At least the title is likely to catch an eye running down a list of potential viewing opportunities. The standard explanation for this strangeness is that the previous two films from the Golden Harvest studio that had English names beginning with the letter M had flopped, so the titular nouns were reversed to get away from the unlucky consonant. What the heck — a fun movie needs a fun title, and this one delivers!
Following in Bruce Lee’s footsteps with Way of the Dragon, Sammo wanted to go international with the filming of Wheels on Meals. The Barcelona setting adds some global flavour to the usual Hong Kong style, with plenty of interesting architecture shown off and some Spanish-inspired music used in the soundtrack. It all probably seems a bit ridiculous to people living in Spain though, starting with the fact that everyone speaks Chinese! Authorities were also very accommodating — which was another reason for filming there — even allowing the portrayal of a red-light district and a sewer populated by the homeless.
Thomas (Jackie Chan) and David (Yuen Biao) own a bright yellow food van called Everybody’s Kitchen, from which they ply their trade around the sunny Barcelona streets and plazas. When they both take a shine to local woman Sylvia (Lola Forner), trouble is on the menu. There’s more to Sylvia than the men realise and more than Sylvia herself realises too. This mystery is the reason private detective Moby (Sammo Hung) has been tasked by a man of unknown motive with tracking her down.

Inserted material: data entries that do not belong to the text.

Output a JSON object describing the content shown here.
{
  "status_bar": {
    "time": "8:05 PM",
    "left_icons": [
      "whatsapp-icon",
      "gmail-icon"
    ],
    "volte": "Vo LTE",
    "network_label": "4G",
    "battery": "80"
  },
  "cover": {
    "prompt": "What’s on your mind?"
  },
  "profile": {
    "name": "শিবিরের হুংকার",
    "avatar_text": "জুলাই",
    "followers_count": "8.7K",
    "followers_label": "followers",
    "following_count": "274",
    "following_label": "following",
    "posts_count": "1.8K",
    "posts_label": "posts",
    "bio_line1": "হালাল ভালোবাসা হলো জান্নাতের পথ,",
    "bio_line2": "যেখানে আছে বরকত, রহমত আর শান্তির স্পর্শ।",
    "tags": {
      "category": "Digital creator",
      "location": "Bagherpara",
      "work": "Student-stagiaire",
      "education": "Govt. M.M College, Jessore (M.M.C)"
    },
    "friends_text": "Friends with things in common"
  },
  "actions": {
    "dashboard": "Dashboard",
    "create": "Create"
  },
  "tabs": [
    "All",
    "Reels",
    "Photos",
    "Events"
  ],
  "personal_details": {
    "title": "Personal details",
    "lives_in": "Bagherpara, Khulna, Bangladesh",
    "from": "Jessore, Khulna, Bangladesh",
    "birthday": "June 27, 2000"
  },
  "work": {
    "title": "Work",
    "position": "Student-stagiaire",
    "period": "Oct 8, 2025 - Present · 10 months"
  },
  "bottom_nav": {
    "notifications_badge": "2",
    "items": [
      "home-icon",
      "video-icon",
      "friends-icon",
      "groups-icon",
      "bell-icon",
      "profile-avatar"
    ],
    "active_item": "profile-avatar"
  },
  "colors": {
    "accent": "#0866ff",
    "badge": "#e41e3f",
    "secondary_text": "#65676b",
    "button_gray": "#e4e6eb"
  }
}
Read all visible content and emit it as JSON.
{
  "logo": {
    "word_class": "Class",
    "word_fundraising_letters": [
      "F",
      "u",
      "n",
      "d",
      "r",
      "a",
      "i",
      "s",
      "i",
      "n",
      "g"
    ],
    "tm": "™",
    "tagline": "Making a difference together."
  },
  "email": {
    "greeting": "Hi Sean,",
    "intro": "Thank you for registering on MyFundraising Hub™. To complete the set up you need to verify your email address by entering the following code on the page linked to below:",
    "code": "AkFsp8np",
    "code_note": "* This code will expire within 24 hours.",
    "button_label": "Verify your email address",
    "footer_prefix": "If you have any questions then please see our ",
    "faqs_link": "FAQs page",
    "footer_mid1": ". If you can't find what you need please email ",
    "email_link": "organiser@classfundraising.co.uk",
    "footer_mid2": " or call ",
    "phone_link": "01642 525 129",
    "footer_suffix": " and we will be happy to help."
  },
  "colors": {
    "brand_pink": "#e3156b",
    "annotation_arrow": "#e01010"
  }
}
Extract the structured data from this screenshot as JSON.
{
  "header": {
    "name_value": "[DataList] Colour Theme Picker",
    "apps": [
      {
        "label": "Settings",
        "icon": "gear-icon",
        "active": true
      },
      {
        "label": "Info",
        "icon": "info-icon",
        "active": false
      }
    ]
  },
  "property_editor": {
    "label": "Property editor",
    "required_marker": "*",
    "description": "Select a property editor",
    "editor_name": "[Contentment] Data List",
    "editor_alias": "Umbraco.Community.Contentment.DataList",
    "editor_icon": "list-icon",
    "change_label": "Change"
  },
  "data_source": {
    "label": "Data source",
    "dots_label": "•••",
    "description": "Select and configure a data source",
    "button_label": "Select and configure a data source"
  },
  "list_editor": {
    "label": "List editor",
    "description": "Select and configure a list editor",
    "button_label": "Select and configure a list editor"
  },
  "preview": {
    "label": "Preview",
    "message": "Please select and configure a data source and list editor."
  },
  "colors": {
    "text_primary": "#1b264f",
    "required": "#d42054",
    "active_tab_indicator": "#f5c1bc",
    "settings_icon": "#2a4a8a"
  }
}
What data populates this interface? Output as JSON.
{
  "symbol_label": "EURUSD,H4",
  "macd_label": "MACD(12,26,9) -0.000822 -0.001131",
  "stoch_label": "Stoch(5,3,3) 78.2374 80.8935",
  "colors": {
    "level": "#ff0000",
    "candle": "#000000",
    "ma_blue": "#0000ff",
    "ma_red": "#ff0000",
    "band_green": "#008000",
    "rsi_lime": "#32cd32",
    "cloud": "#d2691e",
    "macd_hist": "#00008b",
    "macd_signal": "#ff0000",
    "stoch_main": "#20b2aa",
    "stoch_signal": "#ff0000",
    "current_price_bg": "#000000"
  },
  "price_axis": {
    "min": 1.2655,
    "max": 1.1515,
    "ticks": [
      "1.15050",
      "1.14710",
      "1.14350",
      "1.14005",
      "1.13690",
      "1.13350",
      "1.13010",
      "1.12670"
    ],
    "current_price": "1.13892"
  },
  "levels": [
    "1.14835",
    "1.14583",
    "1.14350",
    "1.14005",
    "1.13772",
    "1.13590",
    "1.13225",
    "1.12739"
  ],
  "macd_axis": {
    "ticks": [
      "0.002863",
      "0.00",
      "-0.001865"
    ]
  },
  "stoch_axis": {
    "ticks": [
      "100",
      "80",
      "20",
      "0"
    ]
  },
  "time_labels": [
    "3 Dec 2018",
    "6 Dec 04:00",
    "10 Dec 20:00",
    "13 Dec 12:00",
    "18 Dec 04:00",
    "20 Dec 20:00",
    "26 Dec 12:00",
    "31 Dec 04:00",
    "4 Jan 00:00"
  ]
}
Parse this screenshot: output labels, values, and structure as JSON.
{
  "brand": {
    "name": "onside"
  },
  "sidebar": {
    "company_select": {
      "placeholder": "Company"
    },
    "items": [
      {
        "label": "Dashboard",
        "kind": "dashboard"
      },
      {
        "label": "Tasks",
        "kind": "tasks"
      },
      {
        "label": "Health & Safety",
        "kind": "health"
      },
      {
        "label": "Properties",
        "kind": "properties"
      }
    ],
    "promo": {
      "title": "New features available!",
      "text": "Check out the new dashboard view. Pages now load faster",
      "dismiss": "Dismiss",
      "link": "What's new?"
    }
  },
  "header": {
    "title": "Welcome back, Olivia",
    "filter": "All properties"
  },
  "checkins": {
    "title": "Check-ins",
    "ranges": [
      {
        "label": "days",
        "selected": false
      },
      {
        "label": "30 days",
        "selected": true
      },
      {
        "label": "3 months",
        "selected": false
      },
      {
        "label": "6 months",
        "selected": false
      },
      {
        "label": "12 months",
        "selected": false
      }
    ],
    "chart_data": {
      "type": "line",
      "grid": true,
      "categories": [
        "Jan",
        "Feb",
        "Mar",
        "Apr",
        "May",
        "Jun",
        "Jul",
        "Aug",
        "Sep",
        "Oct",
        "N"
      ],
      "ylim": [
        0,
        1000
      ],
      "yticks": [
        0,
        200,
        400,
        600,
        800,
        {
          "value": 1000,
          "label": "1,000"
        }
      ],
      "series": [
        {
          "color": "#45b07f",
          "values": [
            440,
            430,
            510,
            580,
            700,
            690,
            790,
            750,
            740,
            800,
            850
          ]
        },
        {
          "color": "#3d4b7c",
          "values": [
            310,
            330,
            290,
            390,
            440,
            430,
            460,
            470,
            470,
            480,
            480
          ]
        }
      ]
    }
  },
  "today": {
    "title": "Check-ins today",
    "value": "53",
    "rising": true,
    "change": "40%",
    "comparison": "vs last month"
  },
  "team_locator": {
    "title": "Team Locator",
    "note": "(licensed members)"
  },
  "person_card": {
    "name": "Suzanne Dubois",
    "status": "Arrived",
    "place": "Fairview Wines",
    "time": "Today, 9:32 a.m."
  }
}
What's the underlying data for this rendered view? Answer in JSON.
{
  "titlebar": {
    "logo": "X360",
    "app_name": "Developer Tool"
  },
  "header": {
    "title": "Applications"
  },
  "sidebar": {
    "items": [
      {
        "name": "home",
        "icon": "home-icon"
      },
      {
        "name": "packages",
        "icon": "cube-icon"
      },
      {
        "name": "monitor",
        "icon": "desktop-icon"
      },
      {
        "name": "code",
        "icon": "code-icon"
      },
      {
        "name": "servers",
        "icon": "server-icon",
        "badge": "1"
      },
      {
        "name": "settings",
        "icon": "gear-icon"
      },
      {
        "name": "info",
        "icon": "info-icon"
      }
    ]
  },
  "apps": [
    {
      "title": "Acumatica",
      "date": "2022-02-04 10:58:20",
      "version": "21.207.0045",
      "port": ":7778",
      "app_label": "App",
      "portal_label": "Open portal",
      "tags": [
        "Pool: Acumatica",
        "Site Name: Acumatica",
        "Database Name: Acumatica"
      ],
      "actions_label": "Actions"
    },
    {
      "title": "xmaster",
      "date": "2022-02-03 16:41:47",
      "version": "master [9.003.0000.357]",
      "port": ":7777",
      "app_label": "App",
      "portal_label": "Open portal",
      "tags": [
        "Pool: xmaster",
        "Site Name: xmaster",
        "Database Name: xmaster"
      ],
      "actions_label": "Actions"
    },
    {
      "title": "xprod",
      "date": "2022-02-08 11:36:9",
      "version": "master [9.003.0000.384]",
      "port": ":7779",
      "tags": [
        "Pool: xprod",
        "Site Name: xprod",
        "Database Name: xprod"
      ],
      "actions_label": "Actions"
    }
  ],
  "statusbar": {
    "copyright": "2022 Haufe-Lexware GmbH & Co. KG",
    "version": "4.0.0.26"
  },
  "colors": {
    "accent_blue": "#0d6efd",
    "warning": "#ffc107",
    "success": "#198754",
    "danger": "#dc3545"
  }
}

The first time I watched Wheels on Meals I was disappointed. I had heard the action was great, and while the climax delivers some of the finest fisticuffs around, it’s a slow build before we finally get there. Apart from a zany car chase packed with impressive stunt driving and the ending sequence, most of the action is contained in chunks of around a minute. The main fighting antagonists are even teased twice, with two short brawls before we really get to see them cut loose at the end. The advantage of this is that rather than alternating the comedy and action scenes, they blend together more consistently as a whole, and when we do arrive at the big finale, we’re well and truly ready to see everybody throw down.
Thomas, David and Moby have to sneak into the castle where the bad guys are holed up. It’s a ball, full of great stunts, sight gags and one rather brutal baseball bat to the face that does stand out in an otherwise light-hearted film. The whole scene is helped immensely by being filmed in an actual castle and not a fake-looking set. When subterfuge fails, the direct approach comes to the fore and it’s a hard-hitting treat.
As an action director Sammo Hung excels at making other people look good. He unselfishly makes his opera school buddies the action stars of this film and for the final showdown brings out some of their best work, as well as capitalising on the strengths of the western fighters they are pitted against.
Jackie squares off against Benny Urquidez in what is still touted as one of the best one-on-one battles put to celluloid. In his autobiography back around the turn of the millenium, Jackie rated this his own top screen fight. In any case, it’s definitely impressive. Benny brings a real ferocity to the fight, no doubt drawn from years of fighting in the ring and Jackie matches his intensity well, dropping most of his usual clowning attitude. While not too flashy, the filming and editing makes every move incredibly clear, allowing the pacing and rhythm of the choreography to shine. There’s quite a few real hits in there too, ensuring the impact is fully felt.
Yuen Biao squares off against Keith Vitali, an American schooled in karate. It’s shorter than the Jackie vs. Benny fight, but the two work well together, even if a lot of it is Vitali trying to keep up with Biao’s acrobatic flipping and tumbling.
Sammo himself gets to face up to the main villain (José Sancho), mixing some quasi-traditional Chinese-style weapon forms with western fencing. Look closely and you’ll see Yuen Biao doubling Sancho for much of the time behind the fencing mask, so he sort of gets two end fights, even if his character only gets one. Sammo lets his character come off as clearly outclassed, before the other two arrive to tip the balance in a Three Musketeers moment that is probably the most fitting onscreen tribute to the three opera school brothers there is.
Despite the relative lack of big ticket action sequences, there’s hardly a dull moment through the film. Absurd stuff appears at every turn — Sammo drinking from a fountain like a fish, aprons worn as shirts, silly disguises, a Chinese bikie gang in Barcelona and retina-searing colours everywhere the camera looks. (The costuming in this film is incredible — plus Sammo rocks a perm.) Some aspects could be seen as insensitive, like the patients at a mental hospital (cameo appearances from actors including Wu Ma, John Sham and Richard Ng) and the use of some broad racial stereotypes, but given the overall light and comedic tone it’s hard to take offense. Wheels on Meals is colourful, it’s funny and it wants you to have a good time — and you probably will.